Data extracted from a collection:
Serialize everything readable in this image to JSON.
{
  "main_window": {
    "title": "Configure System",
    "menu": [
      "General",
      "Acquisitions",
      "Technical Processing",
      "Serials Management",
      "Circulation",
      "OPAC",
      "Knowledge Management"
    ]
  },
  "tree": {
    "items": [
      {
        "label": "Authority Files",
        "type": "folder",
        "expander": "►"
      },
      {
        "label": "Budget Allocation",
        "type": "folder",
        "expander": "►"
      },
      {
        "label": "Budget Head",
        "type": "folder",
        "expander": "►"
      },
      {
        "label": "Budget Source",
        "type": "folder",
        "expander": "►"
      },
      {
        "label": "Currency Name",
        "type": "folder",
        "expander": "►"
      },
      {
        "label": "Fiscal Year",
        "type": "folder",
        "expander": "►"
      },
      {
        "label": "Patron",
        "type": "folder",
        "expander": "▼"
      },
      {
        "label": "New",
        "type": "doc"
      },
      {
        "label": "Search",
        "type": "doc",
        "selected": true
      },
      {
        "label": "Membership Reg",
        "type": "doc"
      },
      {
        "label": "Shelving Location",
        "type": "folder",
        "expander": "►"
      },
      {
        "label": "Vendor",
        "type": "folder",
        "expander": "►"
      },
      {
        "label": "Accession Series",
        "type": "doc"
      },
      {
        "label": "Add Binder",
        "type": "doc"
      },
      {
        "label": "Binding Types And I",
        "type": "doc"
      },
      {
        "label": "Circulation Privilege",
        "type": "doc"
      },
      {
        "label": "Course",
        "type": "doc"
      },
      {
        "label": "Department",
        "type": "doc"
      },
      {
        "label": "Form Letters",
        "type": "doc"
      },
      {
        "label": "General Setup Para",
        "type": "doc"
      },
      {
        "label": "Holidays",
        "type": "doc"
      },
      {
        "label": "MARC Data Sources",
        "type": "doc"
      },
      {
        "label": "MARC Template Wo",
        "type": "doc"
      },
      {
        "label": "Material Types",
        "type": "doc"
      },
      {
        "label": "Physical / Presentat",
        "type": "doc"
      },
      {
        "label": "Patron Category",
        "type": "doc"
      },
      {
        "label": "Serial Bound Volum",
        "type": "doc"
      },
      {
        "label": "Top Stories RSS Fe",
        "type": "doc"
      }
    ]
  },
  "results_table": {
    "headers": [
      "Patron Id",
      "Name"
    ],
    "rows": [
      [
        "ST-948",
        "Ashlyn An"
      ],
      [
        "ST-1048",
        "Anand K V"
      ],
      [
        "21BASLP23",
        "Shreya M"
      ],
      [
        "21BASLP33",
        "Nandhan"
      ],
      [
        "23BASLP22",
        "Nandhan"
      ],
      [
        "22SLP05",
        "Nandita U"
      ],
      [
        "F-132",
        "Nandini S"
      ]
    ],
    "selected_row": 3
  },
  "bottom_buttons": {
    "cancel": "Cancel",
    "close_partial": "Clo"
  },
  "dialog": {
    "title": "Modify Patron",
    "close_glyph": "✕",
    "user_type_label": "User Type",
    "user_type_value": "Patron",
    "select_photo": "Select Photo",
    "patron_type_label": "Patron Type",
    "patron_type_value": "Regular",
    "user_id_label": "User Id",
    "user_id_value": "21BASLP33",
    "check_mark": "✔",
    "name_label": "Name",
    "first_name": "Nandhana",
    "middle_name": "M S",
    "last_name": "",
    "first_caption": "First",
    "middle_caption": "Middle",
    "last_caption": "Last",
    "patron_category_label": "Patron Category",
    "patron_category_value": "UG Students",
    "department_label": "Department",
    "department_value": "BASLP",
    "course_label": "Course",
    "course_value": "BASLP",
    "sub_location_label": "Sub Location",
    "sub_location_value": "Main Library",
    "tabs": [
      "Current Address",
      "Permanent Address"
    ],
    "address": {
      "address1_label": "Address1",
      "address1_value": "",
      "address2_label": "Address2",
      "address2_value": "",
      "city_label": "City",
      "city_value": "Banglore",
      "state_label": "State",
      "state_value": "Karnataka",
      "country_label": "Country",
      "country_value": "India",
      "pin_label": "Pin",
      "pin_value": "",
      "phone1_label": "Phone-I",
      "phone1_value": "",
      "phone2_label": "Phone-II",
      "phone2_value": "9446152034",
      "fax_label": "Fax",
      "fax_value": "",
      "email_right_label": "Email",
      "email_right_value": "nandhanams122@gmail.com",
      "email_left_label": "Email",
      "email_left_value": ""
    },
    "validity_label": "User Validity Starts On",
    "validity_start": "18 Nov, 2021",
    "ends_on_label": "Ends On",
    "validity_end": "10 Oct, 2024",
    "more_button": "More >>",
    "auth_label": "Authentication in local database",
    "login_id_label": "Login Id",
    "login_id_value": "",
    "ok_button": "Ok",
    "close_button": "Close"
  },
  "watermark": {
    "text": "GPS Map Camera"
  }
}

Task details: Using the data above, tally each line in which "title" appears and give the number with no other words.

Reply: 2